Estimating software projects is hard, if not impossible. This seems likely to be fundamental to the work, because we’re inventing new things and invention doesn’t happen on a fixed schedule. And yet, many teams still estimate how long their tasks will take to finish. Why should you do this, if you can’t do it accurately? You do it because it can help you reach your real goal of solving a problem as quickly as possible. But when you do it, you need to have really solid processes around estimating, or the estimates will be used and abused and can kill your team.

Let’s establish a baseline first: what’s an estimate? It’s a measure of how long a piece of code is expected to take to complete. This includes the time you need to do non-code tasks, like reproduce a bug or model your data. This includes the time it takes to test your feature, to write automated tests, and to go through the code review and QA process, since those can lead to code changes. Simply put: it’s the total amount of time that you expect any member of your team to invest in this change, in any way.

You can do these estimates a few different ways, such as with story points, t-shirt sizing, or time buckets. One important thing to do, regardless of which metric you use, is to think about and quantify your uncertainty: if you’re highly uncertain of an issue’s size, then you might want to timebox some investigation into the issue to reduce the uncertainty and de-risk it. These estimates, of any type, are useful to let you know when things are going off the rails1. Each sprint, you decide on what your team is trying to accomplish. During the sprint, you let everyone know what you’re working on and what you’re blocked by at a daily standup. That standup is generally the place for you to say “Hey, I’m working on feature X, but it’s turning out to be a lot more complex than we thought; could anyone see if I’m missing something, or should we reduce scope on this?” Then your team can make an informed decision and you can either change course to reduce scope, remove some blockers, or charge ahead as planned and accept that this task is more complex than you anticipated (it happens!). But without these estimates, you’re flying blind, and you’ll just always charge ahead, missing opportunities to reduce scope or collaborate more with your team members.

With estimates, you also are forced to think through things at the beginning. You switch from fast, instinctive thinking into slow, deliberate thinking so you find the true complexity of issues rather than assuming their surface level simplicity is accurate. This is incredibly helpful in reaching where you want to go, because it leads you to focus on creating the shortest path to a solution which you can test with users. If creating a login page is super complicated, well, do you need the login page to test your app with real humans? Or can you hack it, using an identity-as-a-service provider or even using no login for hands-on user trials?

Doing estimates does have drawbacks, however. You need to have buy-in from everyone your team interfaces with, as well, or you risk Deadline Driven Development. If you have solid estimates and the business team gets their hands on them - without explanations from you - you can expect that these features will be promised on some form of timeline. So, you must explain to your stakeholders beforehand that these estimates are only for course correction during the development process, and they’re separate from estimates you will give of when features will be done overall. If this isn’t done, you can lose trust on your team, you will lose trust of the people outside of your team, and morale can drop precipitously.
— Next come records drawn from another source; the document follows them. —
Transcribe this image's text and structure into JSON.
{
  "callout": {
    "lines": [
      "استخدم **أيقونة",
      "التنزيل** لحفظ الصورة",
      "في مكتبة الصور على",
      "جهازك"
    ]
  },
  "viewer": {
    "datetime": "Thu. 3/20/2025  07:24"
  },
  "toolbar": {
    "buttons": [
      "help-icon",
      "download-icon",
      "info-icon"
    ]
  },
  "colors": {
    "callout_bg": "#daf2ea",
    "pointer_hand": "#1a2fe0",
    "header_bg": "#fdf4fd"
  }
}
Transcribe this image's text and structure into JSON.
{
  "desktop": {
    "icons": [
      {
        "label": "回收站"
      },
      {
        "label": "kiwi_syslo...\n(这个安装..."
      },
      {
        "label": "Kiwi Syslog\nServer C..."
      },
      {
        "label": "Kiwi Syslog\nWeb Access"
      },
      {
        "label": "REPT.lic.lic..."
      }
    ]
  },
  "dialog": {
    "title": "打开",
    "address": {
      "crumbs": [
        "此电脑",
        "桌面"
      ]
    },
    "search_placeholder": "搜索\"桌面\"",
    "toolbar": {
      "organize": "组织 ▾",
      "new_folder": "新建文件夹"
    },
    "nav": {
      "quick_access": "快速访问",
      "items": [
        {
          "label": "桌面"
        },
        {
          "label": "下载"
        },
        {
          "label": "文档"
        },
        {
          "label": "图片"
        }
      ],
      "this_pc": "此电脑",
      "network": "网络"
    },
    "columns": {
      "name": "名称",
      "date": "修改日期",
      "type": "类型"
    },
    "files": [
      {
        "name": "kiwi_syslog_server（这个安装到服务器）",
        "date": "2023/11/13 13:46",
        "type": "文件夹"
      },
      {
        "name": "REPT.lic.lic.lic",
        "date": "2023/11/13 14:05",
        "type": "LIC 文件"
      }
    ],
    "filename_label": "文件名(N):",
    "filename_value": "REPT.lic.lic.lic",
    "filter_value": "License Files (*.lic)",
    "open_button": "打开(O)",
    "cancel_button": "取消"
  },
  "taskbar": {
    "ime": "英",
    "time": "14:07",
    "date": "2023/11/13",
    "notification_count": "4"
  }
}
The other main drawback is simply that providing estimates takes time, which is time you could spend just writing code instead. If you never use the estimates to adjust what you are working on, then putting in the time to do estimates is a pure waste. However, if you do put in the time to do estimates, you will spend less time coding - but because your team will be able to respond to things immediately, you will still reach your objective more quickly.

An ideal scenario for estimating and using them well looks like this:

  • You are using two-week sprints, within the context of a larger goal (solve problem X)
  • You have daily standups which everyone on your team attends
  • At the beginning of each sprint, you plan what everyone is working on and estimate it to ensure that it’s an appropriate amount of work for one sprint (you may also add “background tasks” to fill time when people are blocked)
  • Every day, you run standups to see what’s at risk of going off the rails and what’s blocking progress so the team can get out in front of it
  • Whenever things look like they might go off the rails, you reassess and adjust course: shrink scope, expand estimate, or remove blockers
  • Throughout the process, everyone outside of the team either cannot see your estimates or understands that they are not deadlines or promises

So go forth and try doing estimates, and see how it goes! It’s challenging, but you can improve at it quickly, and the benefits are really great for doing them, especially in a team environment. You will quickly find that you can anticipate issues more quickly and that you think about risks earlier in the project. Just don’t let your business team make promises based on them!

1 This is why I use clock time for my estimates, rather than story points or t-shirt sizes. When you’re using them to adjust course mid-sprint, you need to be able to quickly tell if you’re going off the rails. That’s much harder with t-shirt sizes, since you need to convert from the size to clock time and then compare your progress - and the sizes don’t correspond to exact clock times, anyway!